== What to work on ==
Which of the lines below holds the string "Temperature"? Copy every line that does.
>>>
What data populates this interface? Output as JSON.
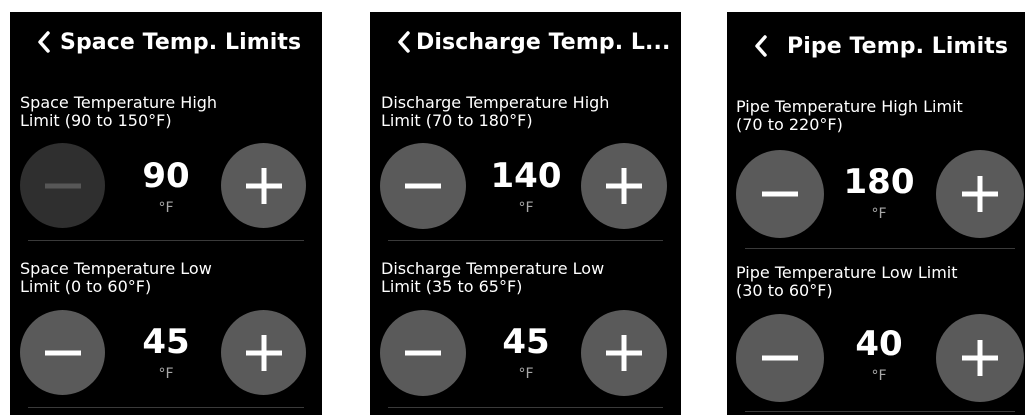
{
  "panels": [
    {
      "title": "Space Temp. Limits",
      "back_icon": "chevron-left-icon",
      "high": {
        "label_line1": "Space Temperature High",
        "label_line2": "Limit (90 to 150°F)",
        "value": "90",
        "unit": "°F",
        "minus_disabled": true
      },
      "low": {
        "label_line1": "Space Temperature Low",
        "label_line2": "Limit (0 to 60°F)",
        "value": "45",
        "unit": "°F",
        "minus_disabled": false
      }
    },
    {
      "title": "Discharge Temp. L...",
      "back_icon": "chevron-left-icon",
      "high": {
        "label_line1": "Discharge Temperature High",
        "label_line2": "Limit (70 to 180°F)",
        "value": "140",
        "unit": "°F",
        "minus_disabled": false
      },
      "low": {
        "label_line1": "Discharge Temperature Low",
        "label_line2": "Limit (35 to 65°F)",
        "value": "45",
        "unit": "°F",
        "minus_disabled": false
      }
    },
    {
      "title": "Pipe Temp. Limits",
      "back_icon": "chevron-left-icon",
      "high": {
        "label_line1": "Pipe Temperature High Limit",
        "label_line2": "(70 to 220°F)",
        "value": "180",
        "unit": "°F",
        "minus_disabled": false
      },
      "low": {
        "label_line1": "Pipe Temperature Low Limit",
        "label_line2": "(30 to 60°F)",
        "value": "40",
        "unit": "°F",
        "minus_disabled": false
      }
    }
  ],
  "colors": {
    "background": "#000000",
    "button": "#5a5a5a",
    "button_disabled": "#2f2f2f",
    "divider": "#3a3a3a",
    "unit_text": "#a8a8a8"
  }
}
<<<
== Output ==
        "label_line1": "Space Temperature High",
        "label_line1": "Space Temperature Low",
        "label_line1": "Discharge Temperature High",
        "label_line1": "Discharge Temperature Low",
        "label_line1": "Pipe Temperature High Limit",
        "label_line1": "Pipe Temperature Low Limit",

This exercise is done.